Nagaland has a strong warrior tradition and headhunting was a significant part of its culture for many years. Strict rules surrounded the practice of headhunting. For example, heads would only be removed from the body after death. By taking the heads of their enemies Naga warriors could provide evidence of their victory, but they also believed the potency of fertility resides in the human head. By removing the head, the warrior released that life force for the benefit of his community.
This body cloth indicates that its wearer had head-taker and feast-giver status; the highest status amongst the Naga. The cowrie shells are a symbol of immortality, a sign of fertility and a talisman to ward off evil.
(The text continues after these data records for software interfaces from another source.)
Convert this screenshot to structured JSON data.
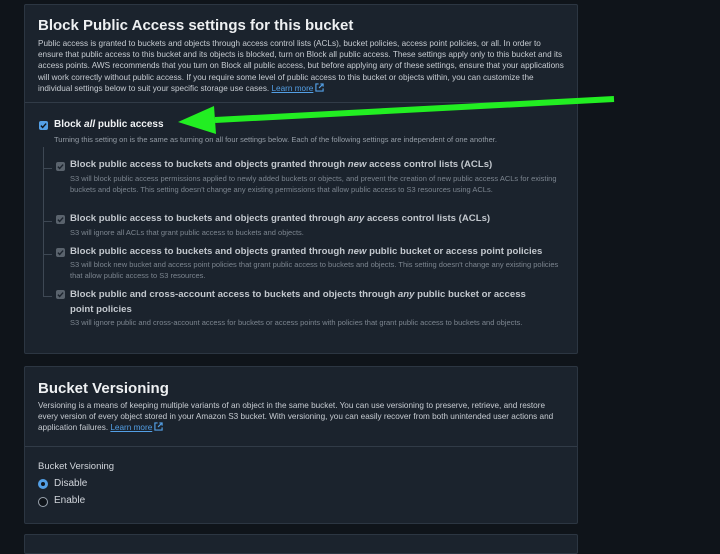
{
  "block_public_access": {
    "title": "Block Public Access settings for this bucket",
    "description": "Public access is granted to buckets and objects through access control lists (ACLs), bucket policies, access point policies, or all. In order to ensure that public access to this bucket and its objects is blocked, turn on Block all public access. These settings apply only to this bucket and its access points. AWS recommends that you turn on Block all public access, but before applying any of these settings, ensure that your applications will work correctly without public access. If you require some level of public access to this bucket or objects within, you can customize the individual settings below to suit your specific storage use cases.",
    "learn_more": "Learn more",
    "block_all": {
      "label_prefix": "Block ",
      "label_em": "all",
      "label_suffix": " public access",
      "checked": true,
      "description": "Turning this setting on is the same as turning on all four settings below. Each of the following settings are independent of one another."
    },
    "options": [
      {
        "label_pre": "Block public access to buckets and objects granted through ",
        "label_em": "new",
        "label_post": " access control lists (ACLs)",
        "description": "S3 will block public access permissions applied to newly added buckets or objects, and prevent the creation of new public access ACLs for existing buckets and objects. This setting doesn't change any existing permissions that allow public access to S3 resources using ACLs.",
        "checked": true
      },
      {
        "label_pre": "Block public access to buckets and objects granted through ",
        "label_em": "any",
        "label_post": " access control lists (ACLs)",
        "description": "S3 will ignore all ACLs that grant public access to buckets and objects.",
        "checked": true
      },
      {
        "label_pre": "Block public access to buckets and objects granted through ",
        "label_em": "new",
        "label_post": " public bucket or access point policies",
        "description": "S3 will block new bucket and access point policies that grant public access to buckets and objects. This setting doesn't change any existing policies that allow public access to S3 resources.",
        "checked": true
      },
      {
        "label_pre": "Block public and cross-account access to buckets and objects through ",
        "label_em": "any",
        "label_post": " public bucket or access point policies",
        "description": "S3 will ignore public and cross-account access for buckets or access points with policies that grant public access to buckets and objects.",
        "checked": true
      }
    ]
  },
  "bucket_versioning": {
    "title": "Bucket Versioning",
    "description": "Versioning is a means of keeping multiple variants of an object in the same bucket. You can use versioning to preserve, retrieve, and restore every version of every object stored in your Amazon S3 bucket. With versioning, you can easily recover from both unintended user actions and application failures.",
    "learn_more": "Learn more",
    "field_label": "Bucket Versioning",
    "options": [
      {
        "label": "Disable",
        "selected": true
      },
      {
        "label": "Enable",
        "selected": false
      }
    ]
  },
  "colors": {
    "accent": "#539fe5",
    "annotation_arrow": "#22ee22",
    "panel": "#1b232d",
    "background": "#0f141a"
  },
  "icons": [
    "external-link-icon",
    "checkmark-icon",
    "arrow-annotation"
  ]
}
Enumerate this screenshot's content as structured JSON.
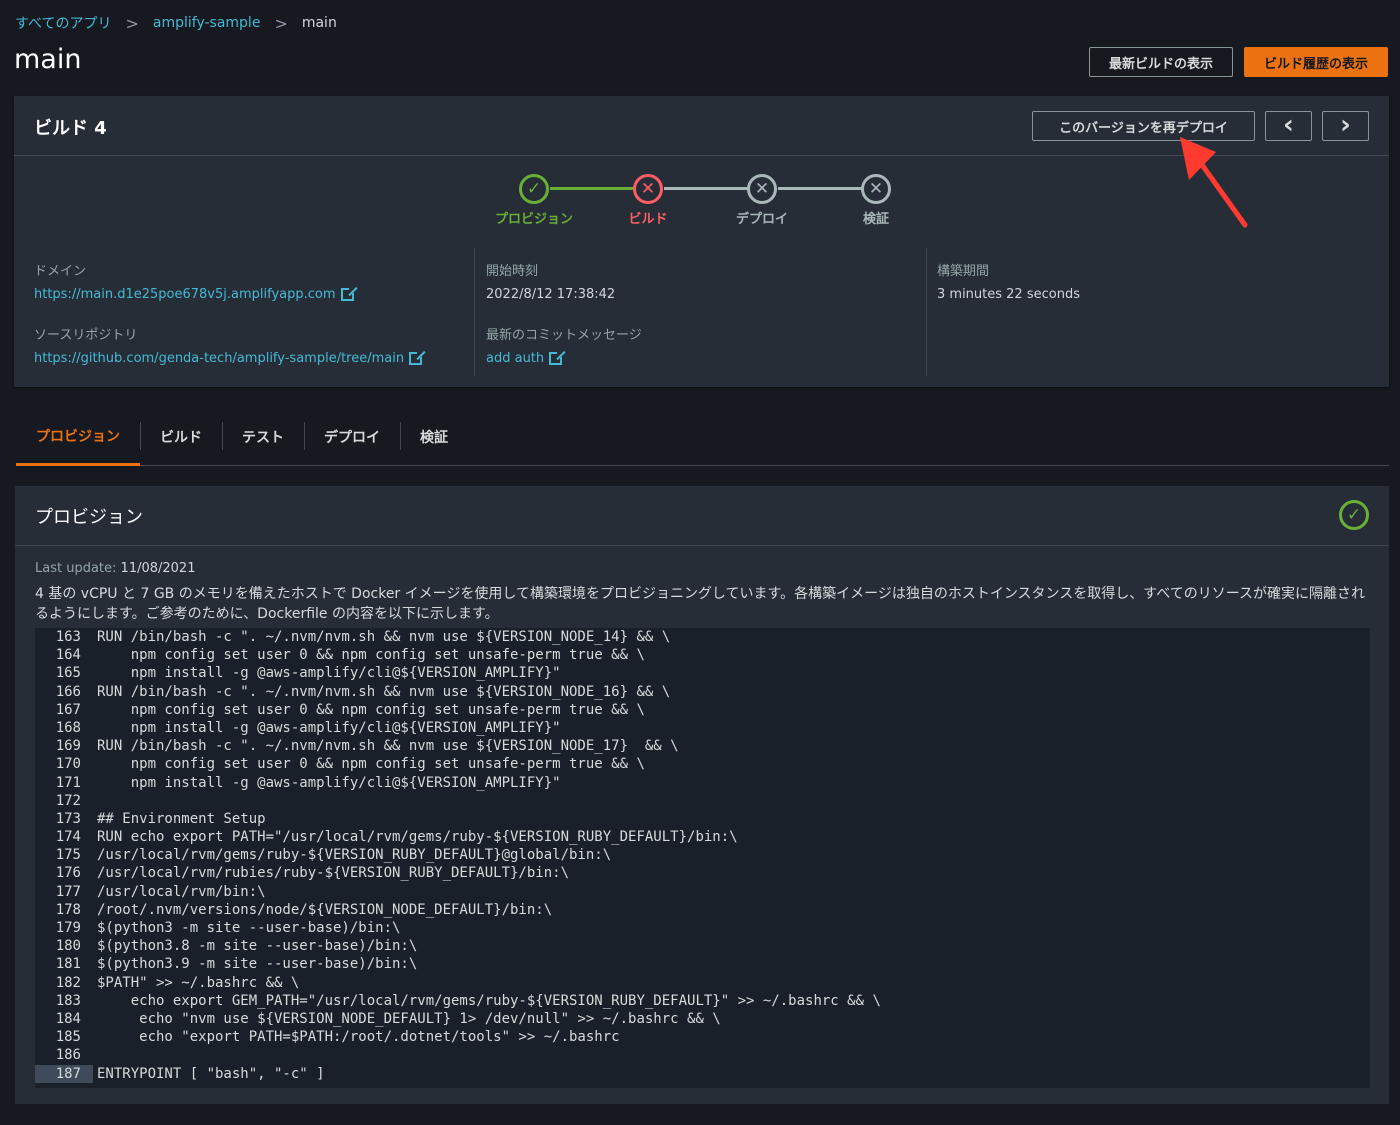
{
  "breadcrumb": {
    "all_apps": "すべてのアプリ",
    "app": "amplify-sample",
    "current": "main"
  },
  "page_title": "main",
  "top_actions": {
    "latest_build": "最新ビルドの表示",
    "build_history": "ビルド履歴の表示"
  },
  "build": {
    "title": "ビルド 4",
    "redeploy": "このバージョンを再デプロイ",
    "prev_icon": "‹",
    "next_icon": "›",
    "steps": [
      {
        "label": "プロビジョン",
        "status": "success",
        "icon": "✓"
      },
      {
        "label": "ビルド",
        "status": "failed",
        "icon": "✕"
      },
      {
        "label": "デプロイ",
        "status": "skipped",
        "icon": "✕"
      },
      {
        "label": "検証",
        "status": "skipped",
        "icon": "✕"
      }
    ],
    "domain_label": "ドメイン",
    "domain_url": "https://main.d1e25poe678v5j.amplifyapp.com",
    "repo_label": "ソースリポジトリ",
    "repo_url": "https://github.com/genda-tech/amplify-sample/tree/main",
    "start_label": "開始時刻",
    "start_time": "2022/8/12 17:38:42",
    "commit_label": "最新のコミットメッセージ",
    "commit_message": "add auth",
    "duration_label": "構築期間",
    "duration": "3 minutes 22 seconds"
  },
  "tabs": [
    "プロビジョン",
    "ビルド",
    "テスト",
    "デプロイ",
    "検証"
  ],
  "provision": {
    "title": "プロビジョン",
    "last_update_label": "Last update:",
    "last_update": "11/08/2021",
    "description": "4 基の vCPU と 7 GB のメモリを備えたホストで Docker イメージを使用して構築環境をプロビジョニングしています。各構築イメージは独自のホストインスタンスを取得し、すべてのリソースが確実に隔離されるようにします。ご参考のために、Dockerfile の内容を以下に示します。",
    "code": [
      {
        "n": "163",
        "t": "RUN /bin/bash -c \". ~/.nvm/nvm.sh && nvm use ${VERSION_NODE_14} && \\"
      },
      {
        "n": "164",
        "t": "    npm config set user 0 && npm config set unsafe-perm true && \\"
      },
      {
        "n": "165",
        "t": "    npm install -g @aws-amplify/cli@${VERSION_AMPLIFY}\""
      },
      {
        "n": "166",
        "t": "RUN /bin/bash -c \". ~/.nvm/nvm.sh && nvm use ${VERSION_NODE_16} && \\"
      },
      {
        "n": "167",
        "t": "    npm config set user 0 && npm config set unsafe-perm true && \\"
      },
      {
        "n": "168",
        "t": "    npm install -g @aws-amplify/cli@${VERSION_AMPLIFY}\""
      },
      {
        "n": "169",
        "t": "RUN /bin/bash -c \". ~/.nvm/nvm.sh && nvm use ${VERSION_NODE_17}  && \\"
      },
      {
        "n": "170",
        "t": "    npm config set user 0 && npm config set unsafe-perm true && \\"
      },
      {
        "n": "171",
        "t": "    npm install -g @aws-amplify/cli@${VERSION_AMPLIFY}\""
      },
      {
        "n": "172",
        "t": ""
      },
      {
        "n": "173",
        "t": "## Environment Setup"
      },
      {
        "n": "174",
        "t": "RUN echo export PATH=\"/usr/local/rvm/gems/ruby-${VERSION_RUBY_DEFAULT}/bin:\\"
      },
      {
        "n": "175",
        "t": "/usr/local/rvm/gems/ruby-${VERSION_RUBY_DEFAULT}@global/bin:\\"
      },
      {
        "n": "176",
        "t": "/usr/local/rvm/rubies/ruby-${VERSION_RUBY_DEFAULT}/bin:\\"
      },
      {
        "n": "177",
        "t": "/usr/local/rvm/bin:\\"
      },
      {
        "n": "178",
        "t": "/root/.nvm/versions/node/${VERSION_NODE_DEFAULT}/bin:\\"
      },
      {
        "n": "179",
        "t": "$(python3 -m site --user-base)/bin:\\"
      },
      {
        "n": "180",
        "t": "$(python3.8 -m site --user-base)/bin:\\"
      },
      {
        "n": "181",
        "t": "$(python3.9 -m site --user-base)/bin:\\"
      },
      {
        "n": "182",
        "t": "$PATH\" >> ~/.bashrc && \\"
      },
      {
        "n": "183",
        "t": "    echo export GEM_PATH=\"/usr/local/rvm/gems/ruby-${VERSION_RUBY_DEFAULT}\" >> ~/.bashrc && \\"
      },
      {
        "n": "184",
        "t": "     echo \"nvm use ${VERSION_NODE_DEFAULT} 1> /dev/null\" >> ~/.bashrc && \\"
      },
      {
        "n": "185",
        "t": "     echo \"export PATH=$PATH:/root/.dotnet/tools\" >> ~/.bashrc"
      },
      {
        "n": "186",
        "t": ""
      },
      {
        "n": "187",
        "t": "ENTRYPOINT [ \"bash\", \"-c\" ]"
      }
    ]
  }
}
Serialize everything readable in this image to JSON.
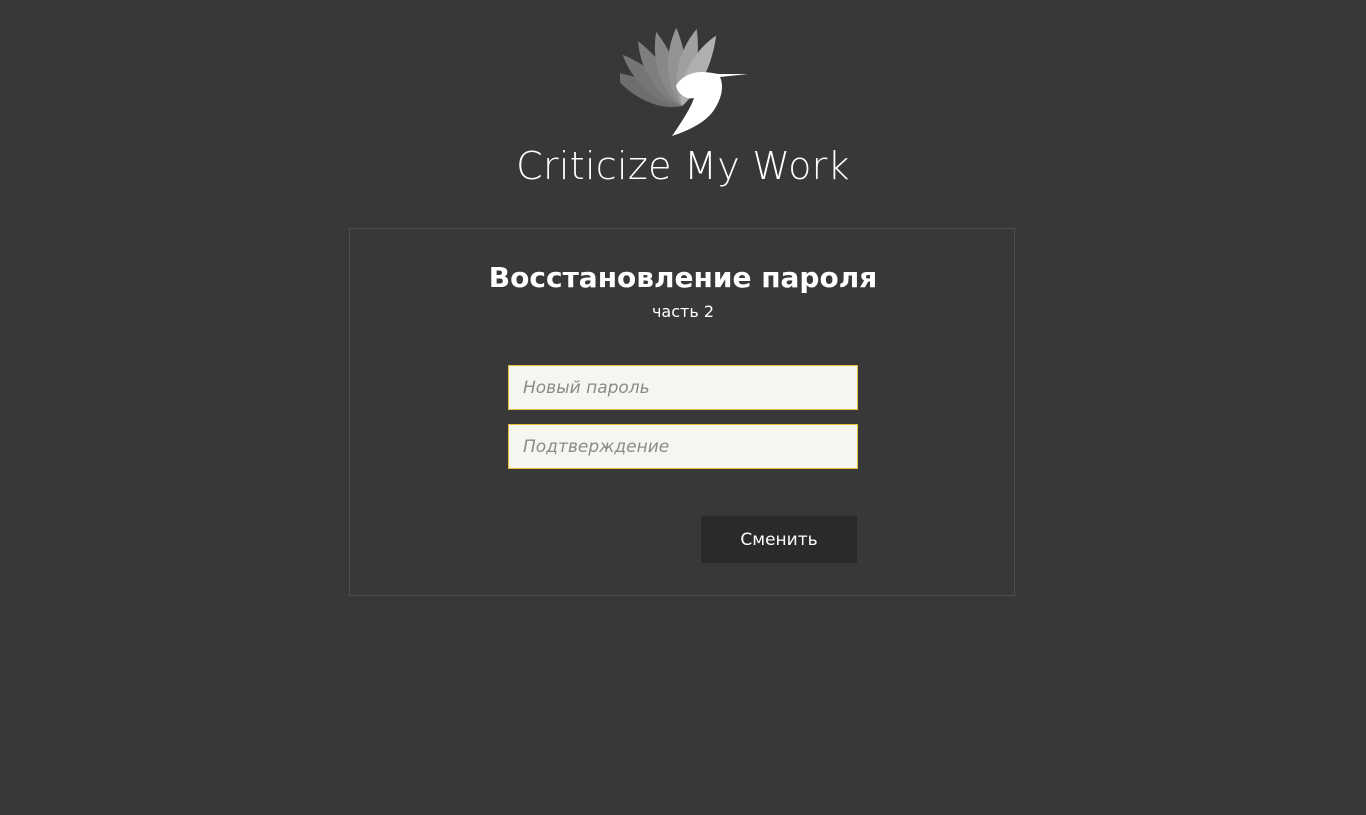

The human figures represent the dead and the circles represent both heads and the moon, which is also a symbol of fertility.
The Indian Government banned the practice of headhunting in 1960 but Naga jewellery, textiles and festivals continue to reflect this tradition.